May 16, 2017 by Alex Collins, IT Services Consultant

As many are aware, a new ransomware attack was discovered last Friday afternoon that has impacted over 10,000 organizations in over 150 countries. This new variant has a much more destructive payload due to its ability to spread across networks by exploiting a critical vulnerability in Windows computers.

Where Might I Still Be At Risk?

Any endpoint system that may not have the multiple layers of protection of unified management.

If not covered, at minimum ensure you have a 3-pronged defense for your systems:

  • Anti-virus software – active and up to date.

  • Patching – ensure that your Windows systems have all the latest critical patches installed

  • Backups – Ensure you have a backup solution in place and more importantly perform regular test restores of data.

Education & Vigilance is Critical

91% of cyberattacks begin with a spear phishing email and 96% of executives are UNABLE to distinguish a phishing email from a legitimate one 100% of the time.  The WannaCry variant is spread through spear phishing. This initial version will likely spawn variants that will be smarter and try to avoid these traditional protections.

Formal End User Awareness Training

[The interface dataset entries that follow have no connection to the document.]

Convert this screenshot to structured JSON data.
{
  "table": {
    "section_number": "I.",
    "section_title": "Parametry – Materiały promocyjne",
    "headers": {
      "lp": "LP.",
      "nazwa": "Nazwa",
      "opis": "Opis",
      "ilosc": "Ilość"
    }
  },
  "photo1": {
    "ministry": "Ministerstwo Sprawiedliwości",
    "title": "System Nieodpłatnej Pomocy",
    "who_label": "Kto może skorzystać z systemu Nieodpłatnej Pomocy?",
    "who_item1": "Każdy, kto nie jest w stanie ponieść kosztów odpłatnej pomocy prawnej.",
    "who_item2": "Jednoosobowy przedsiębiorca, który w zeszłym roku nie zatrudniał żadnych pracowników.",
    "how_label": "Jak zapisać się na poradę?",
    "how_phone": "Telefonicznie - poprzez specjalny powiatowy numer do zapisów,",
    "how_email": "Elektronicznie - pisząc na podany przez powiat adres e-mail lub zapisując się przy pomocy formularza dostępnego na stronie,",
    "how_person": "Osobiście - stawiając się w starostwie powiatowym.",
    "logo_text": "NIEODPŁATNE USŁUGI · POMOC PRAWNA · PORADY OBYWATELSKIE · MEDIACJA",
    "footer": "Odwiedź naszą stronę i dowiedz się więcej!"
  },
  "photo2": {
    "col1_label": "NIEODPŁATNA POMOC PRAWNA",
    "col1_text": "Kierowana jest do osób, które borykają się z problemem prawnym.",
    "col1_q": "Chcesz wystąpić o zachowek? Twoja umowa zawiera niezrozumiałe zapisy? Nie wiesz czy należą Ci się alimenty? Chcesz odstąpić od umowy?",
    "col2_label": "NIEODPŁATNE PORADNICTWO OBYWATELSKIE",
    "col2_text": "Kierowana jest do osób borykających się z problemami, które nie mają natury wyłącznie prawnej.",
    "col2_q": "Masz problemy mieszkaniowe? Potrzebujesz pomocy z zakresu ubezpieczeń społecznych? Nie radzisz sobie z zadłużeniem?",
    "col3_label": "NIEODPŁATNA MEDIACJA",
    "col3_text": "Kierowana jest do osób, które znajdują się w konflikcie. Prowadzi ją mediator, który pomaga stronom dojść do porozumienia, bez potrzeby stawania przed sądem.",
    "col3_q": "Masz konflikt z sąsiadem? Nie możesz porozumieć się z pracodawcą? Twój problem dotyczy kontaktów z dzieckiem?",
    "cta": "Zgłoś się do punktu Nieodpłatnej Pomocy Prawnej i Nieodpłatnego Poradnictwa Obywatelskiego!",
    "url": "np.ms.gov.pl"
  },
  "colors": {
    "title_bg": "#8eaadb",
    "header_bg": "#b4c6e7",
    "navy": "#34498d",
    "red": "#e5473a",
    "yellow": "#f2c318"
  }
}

Many organizations are now mandating a formal End User Awareness Training program which can reduce an organization’s security risk by as much as 70%. Incorporating a security awareness testing and training program will be critical to long term success of decreased malware infections today and tomorrow. Services such as All Covered Advanced Security can help implement such programs.

Continued Vigilance

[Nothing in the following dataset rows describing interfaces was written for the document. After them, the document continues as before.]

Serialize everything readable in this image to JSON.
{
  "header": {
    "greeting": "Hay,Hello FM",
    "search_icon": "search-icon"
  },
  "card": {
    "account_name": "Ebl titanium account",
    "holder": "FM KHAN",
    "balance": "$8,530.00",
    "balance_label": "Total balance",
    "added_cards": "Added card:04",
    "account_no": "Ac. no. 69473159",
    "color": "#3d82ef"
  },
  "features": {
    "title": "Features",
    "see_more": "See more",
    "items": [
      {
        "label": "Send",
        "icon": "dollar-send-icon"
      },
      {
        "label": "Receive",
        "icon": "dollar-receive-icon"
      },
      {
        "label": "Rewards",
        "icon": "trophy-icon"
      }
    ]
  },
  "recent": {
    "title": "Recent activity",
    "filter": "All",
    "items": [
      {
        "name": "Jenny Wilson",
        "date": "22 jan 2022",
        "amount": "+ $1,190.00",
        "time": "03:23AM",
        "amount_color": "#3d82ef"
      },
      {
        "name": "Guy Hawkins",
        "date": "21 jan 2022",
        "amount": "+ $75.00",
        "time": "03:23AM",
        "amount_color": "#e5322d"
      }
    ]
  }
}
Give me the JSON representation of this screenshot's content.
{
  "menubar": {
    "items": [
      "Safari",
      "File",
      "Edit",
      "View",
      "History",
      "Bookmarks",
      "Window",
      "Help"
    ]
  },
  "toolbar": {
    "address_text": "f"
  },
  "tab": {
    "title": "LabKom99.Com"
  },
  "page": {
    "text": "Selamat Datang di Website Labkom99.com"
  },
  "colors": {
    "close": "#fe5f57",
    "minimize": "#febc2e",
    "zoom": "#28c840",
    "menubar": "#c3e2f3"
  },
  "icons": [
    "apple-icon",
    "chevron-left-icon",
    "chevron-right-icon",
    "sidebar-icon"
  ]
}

In addition to a formal education program, the single most effective tool today is constant vigilance.

  • PHISHING EMAILS: MOST infections come from users clicking on links in emails. Attackers are very sophisticated and know how to bypass standard SPAM filters. Here is how to identify a phishing email:

    • RECIPIENT ADDRESS: The recipient shows a reputable name like a banking institution or another corporate employee. If you hover over the recipients email address with your cursor you can verify if it is coming from their valid address.

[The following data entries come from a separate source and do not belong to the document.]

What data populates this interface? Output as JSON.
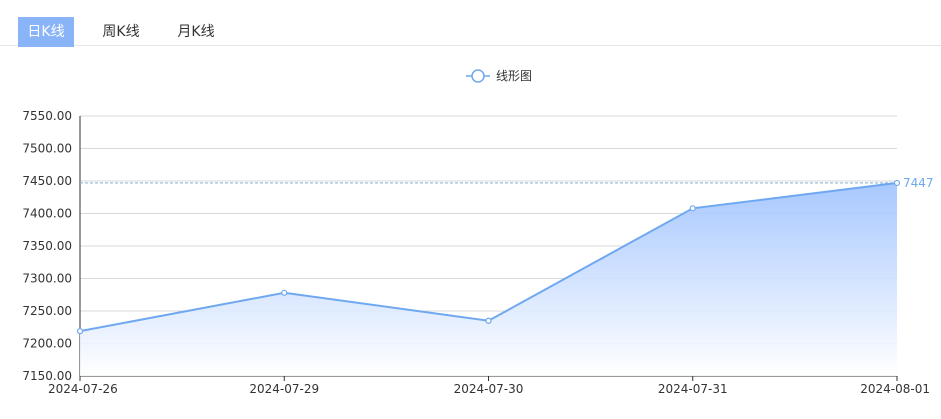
{
  "tabs": [
    {
      "label": "日K线",
      "active": true
    },
    {
      "label": "周K线",
      "active": false
    },
    {
      "label": "月K线",
      "active": false
    }
  ],
  "colors": {
    "line": "#6fa8f0",
    "area_top": "#9ec2ff",
    "area_bottom": "#ffffff",
    "active_tab": "#8ab4f8",
    "markline": "#8fb8d8",
    "grid": "#d9d9d9",
    "axis": "#333333"
  },
  "chart_data": {
    "type": "area",
    "legend": {
      "position": "top-center"
    },
    "x": [
      "2024-07-26",
      "2024-07-29",
      "2024-07-30",
      "2024-07-31",
      "2024-08-01"
    ],
    "series": [
      {
        "name": "线形图",
        "values": [
          7219,
          7278,
          7235,
          7408,
          7447
        ]
      }
    ],
    "ylim": [
      7150,
      7550
    ],
    "yticks": [
      "7150.00",
      "7200.00",
      "7250.00",
      "7300.00",
      "7350.00",
      "7400.00",
      "7450.00",
      "7500.00",
      "7550.00"
    ],
    "markline": {
      "value": 7447,
      "label": "7447"
    },
    "grid": true
  }
}
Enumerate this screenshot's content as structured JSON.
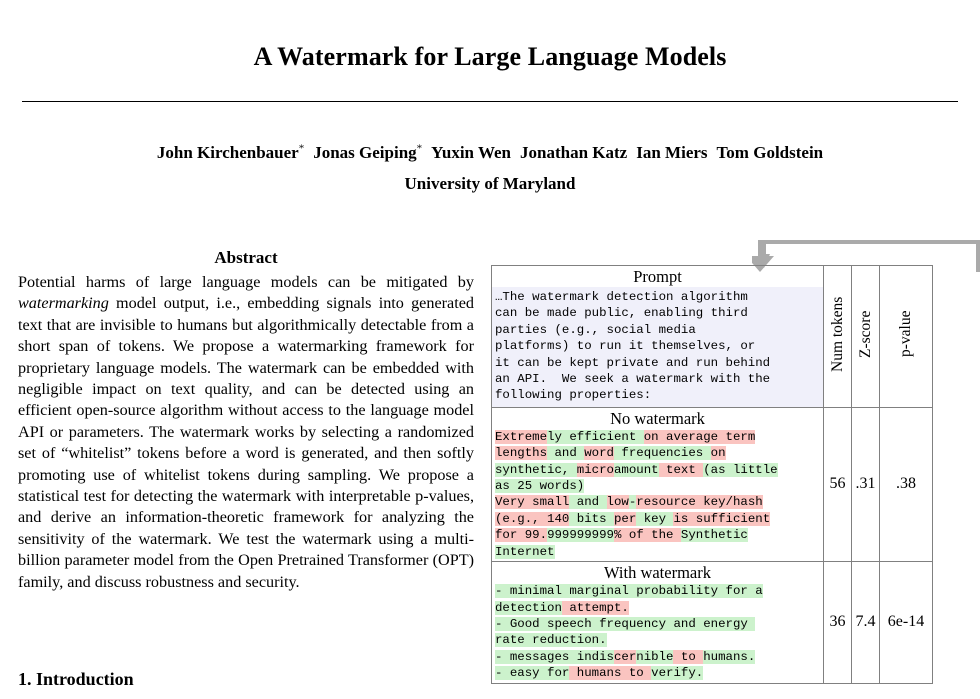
{
  "paper": {
    "title": "A Watermark for Large Language Models",
    "authors": [
      {
        "name": "John Kirchenbauer",
        "marker": "*"
      },
      {
        "name": "Jonas Geiping",
        "marker": "*"
      },
      {
        "name": "Yuxin Wen",
        "marker": ""
      },
      {
        "name": "Jonathan Katz",
        "marker": ""
      },
      {
        "name": "Ian Miers",
        "marker": ""
      },
      {
        "name": "Tom Goldstein",
        "marker": ""
      }
    ],
    "affiliation": "University of Maryland",
    "abstract_heading": "Abstract",
    "abstract_part1": "Potential harms of large language models can be mitigated by ",
    "abstract_emph": "watermarking",
    "abstract_part2": " model output, i.e., embedding signals into generated text that are invisible to humans but algorithmically detectable from a short span of tokens. We propose a watermarking framework for proprietary language models. The watermark can be embedded with negligible impact on text quality, and can be detected using an efficient open-source algorithm without access to the language model API or parameters. The watermark works by selecting a randomized set of “whitelist” tokens before a word is generated, and then softly promoting use of whitelist tokens during sampling. We propose a statistical test for detecting the watermark with interpretable p-values, and derive an information-theoretic framework for analyzing the sensitivity of the watermark. We test the watermark using a multi-billion parameter model from the Open Pretrained Transformer (OPT) family, and discuss robustness and security.",
    "section1_heading": "1. Introduction"
  },
  "table": {
    "columns": {
      "prompt": "Prompt",
      "num_tokens": "Num tokens",
      "z_score": "Z-score",
      "p_value": "p-value"
    },
    "prompt_text": "…The watermark detection algorithm\ncan be made public, enabling third\nparties (e.g., social media\nplatforms) to run it themselves, or\nit can be kept private and run behind\nan API.  We seek a watermark with the\nfollowing properties:",
    "rows": [
      {
        "label": "No watermark",
        "num_tokens": "56",
        "z_score": ".31",
        "p_value": ".38",
        "spans": [
          {
            "t": "Extreme",
            "h": "r"
          },
          {
            "t": "ly efficient ",
            "h": "g"
          },
          {
            "t": "on average term\n",
            "h": "r"
          },
          {
            "t": "lengths",
            "h": "r"
          },
          {
            "t": " and ",
            "h": "g"
          },
          {
            "t": "word",
            "h": "r"
          },
          {
            "t": " frequencies ",
            "h": "g"
          },
          {
            "t": "on",
            "h": "r"
          },
          {
            "t": "\n",
            "h": ""
          },
          {
            "t": "synthetic, ",
            "h": "g"
          },
          {
            "t": "micro",
            "h": "r"
          },
          {
            "t": "amount",
            "h": "g"
          },
          {
            "t": " text ",
            "h": "r"
          },
          {
            "t": "(as little\nas 25 words)",
            "h": "g"
          },
          {
            "t": "\n",
            "h": ""
          },
          {
            "t": "Very small",
            "h": "r"
          },
          {
            "t": " and ",
            "h": "g"
          },
          {
            "t": "low",
            "h": "r"
          },
          {
            "t": "-",
            "h": "g"
          },
          {
            "t": "resource key/hash\n(e.g., 140",
            "h": "r"
          },
          {
            "t": " bits ",
            "h": "g"
          },
          {
            "t": "per",
            "h": "r"
          },
          {
            "t": " key ",
            "h": "g"
          },
          {
            "t": "is sufficient\nfor 99.",
            "h": "r"
          },
          {
            "t": "999999999",
            "h": "g"
          },
          {
            "t": "% of the ",
            "h": "r"
          },
          {
            "t": "Synthetic\nInternet",
            "h": "g"
          }
        ]
      },
      {
        "label": "With watermark",
        "num_tokens": "36",
        "z_score": "7.4",
        "p_value": "6e-14",
        "spans": [
          {
            "t": "- minimal marginal probability for a\ndetection",
            "h": "g"
          },
          {
            "t": " attempt.",
            "h": "r"
          },
          {
            "t": "\n",
            "h": ""
          },
          {
            "t": "- Good speech frequency and energy \nrate reduction.",
            "h": "g"
          },
          {
            "t": "\n",
            "h": ""
          },
          {
            "t": "- messages indis",
            "h": "g"
          },
          {
            "t": "cer",
            "h": "r"
          },
          {
            "t": "nible",
            "h": "g"
          },
          {
            "t": " to ",
            "h": "r"
          },
          {
            "t": "humans.",
            "h": "g"
          },
          {
            "t": "\n",
            "h": ""
          },
          {
            "t": "- easy for",
            "h": "g"
          },
          {
            "t": " humans to ",
            "h": "r"
          },
          {
            "t": "verify.",
            "h": "g"
          }
        ]
      }
    ],
    "colors": {
      "whitelist_highlight": "#ccf2cc",
      "blacklist_highlight": "#fac4c0",
      "prompt_background": "#f0f0fa",
      "border": "#808080",
      "callout_arrow": "#aaaaaa"
    }
  }
}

    • GRAMMATICAL ERRORS OR TONE: Is the tone of the content unprofessional or unusual? Are there odd grammatical mistakes?

    • LINKS: BE VERY WARY OF ANY LINK IN AN EMAIL. If you think the email is from a reputable source, first hover over the link with your cursor and verify that the full address is from a recognizable domain. Oftentimes these addresses are spoofed and either the domain name (typically the company name) or top level domain (.com, .org) is from a foreign country.

  • WEB SITES: Many websites are now being corrupted through content on web pages or through banner ads. Do not click on pop-ups or suggested links in news articles or familiar sites that is not directly related to the reason you have visited the site.

If you would like more information on instituting a formal End User Awareness Prevention Program, or have any questions or concerns, contact All Covered.